ACTIVITY: Scan the entries and state how many lines contain "marker". Write no other text.
-- EXERCISE DATA follows --
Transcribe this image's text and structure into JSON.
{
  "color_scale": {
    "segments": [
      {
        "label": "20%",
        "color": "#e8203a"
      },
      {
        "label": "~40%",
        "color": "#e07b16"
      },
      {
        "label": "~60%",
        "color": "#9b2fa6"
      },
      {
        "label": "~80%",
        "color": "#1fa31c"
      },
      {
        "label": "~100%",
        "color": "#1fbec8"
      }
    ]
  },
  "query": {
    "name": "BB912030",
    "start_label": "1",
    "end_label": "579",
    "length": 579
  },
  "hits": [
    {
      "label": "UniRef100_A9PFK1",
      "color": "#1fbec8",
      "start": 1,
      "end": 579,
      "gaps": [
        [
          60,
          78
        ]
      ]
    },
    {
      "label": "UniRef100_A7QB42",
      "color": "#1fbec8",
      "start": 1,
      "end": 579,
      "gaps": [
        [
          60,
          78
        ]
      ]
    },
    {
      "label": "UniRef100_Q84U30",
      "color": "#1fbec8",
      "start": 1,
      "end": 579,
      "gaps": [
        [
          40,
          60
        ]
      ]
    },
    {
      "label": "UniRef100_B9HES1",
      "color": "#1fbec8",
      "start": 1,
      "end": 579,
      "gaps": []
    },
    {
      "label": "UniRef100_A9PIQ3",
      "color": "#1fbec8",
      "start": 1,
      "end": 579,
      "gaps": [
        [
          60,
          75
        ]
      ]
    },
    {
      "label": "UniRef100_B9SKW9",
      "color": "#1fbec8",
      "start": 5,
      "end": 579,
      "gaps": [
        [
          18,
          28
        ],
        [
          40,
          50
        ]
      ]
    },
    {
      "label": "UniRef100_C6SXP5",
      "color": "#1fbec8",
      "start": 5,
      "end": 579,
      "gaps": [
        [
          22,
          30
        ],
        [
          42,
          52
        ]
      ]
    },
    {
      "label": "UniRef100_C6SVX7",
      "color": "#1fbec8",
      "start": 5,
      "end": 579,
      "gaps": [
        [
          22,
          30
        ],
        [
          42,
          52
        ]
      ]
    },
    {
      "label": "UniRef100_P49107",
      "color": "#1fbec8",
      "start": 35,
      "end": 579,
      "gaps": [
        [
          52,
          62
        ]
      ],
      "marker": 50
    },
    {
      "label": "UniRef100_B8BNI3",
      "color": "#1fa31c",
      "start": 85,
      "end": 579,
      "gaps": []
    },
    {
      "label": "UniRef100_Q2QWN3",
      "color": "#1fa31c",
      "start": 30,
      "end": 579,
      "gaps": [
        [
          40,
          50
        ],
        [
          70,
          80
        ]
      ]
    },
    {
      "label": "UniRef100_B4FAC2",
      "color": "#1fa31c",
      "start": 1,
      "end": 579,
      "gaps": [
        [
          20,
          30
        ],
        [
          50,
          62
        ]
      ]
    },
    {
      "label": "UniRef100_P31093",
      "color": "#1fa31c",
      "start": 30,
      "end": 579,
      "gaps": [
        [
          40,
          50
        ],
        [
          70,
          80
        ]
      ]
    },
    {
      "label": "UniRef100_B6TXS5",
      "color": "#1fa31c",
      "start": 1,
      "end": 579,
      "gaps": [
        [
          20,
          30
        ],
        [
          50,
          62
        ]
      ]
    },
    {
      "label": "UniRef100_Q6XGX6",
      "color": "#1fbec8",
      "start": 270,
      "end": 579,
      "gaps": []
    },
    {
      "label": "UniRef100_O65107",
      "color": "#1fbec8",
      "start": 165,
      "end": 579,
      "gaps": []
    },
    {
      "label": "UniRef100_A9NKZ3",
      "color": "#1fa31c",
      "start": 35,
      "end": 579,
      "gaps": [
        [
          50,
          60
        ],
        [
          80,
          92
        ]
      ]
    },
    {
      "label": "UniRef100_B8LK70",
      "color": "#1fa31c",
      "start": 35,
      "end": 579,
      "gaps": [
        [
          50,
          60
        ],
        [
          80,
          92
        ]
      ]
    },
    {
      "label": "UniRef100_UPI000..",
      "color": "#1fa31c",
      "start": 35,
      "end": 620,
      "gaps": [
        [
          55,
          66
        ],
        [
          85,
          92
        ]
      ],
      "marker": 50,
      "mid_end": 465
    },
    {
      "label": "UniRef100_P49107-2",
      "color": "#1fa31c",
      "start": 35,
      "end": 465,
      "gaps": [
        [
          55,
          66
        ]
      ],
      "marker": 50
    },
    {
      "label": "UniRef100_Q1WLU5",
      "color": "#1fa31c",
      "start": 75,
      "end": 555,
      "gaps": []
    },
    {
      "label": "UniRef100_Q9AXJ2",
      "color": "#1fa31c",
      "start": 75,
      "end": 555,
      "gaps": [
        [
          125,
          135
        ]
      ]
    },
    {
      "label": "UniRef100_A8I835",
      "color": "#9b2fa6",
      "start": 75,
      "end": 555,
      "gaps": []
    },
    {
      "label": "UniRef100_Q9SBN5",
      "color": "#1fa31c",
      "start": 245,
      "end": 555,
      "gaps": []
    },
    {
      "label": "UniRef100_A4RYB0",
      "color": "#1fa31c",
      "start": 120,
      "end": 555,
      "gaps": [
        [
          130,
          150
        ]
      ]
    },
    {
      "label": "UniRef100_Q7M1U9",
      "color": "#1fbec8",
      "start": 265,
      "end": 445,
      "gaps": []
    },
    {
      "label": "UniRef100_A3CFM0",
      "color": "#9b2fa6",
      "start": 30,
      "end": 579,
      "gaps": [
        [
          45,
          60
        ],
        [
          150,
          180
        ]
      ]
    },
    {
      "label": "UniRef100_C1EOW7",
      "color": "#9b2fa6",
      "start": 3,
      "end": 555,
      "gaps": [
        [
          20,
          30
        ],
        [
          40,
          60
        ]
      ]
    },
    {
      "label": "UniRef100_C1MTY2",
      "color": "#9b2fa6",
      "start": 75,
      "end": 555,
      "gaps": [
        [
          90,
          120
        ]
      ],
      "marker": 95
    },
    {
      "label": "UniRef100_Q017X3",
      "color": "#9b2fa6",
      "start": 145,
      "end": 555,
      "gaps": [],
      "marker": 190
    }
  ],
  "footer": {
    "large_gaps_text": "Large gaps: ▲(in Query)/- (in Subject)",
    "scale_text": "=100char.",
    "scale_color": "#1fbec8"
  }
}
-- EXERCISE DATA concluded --
EXPECTED ANSWER: 5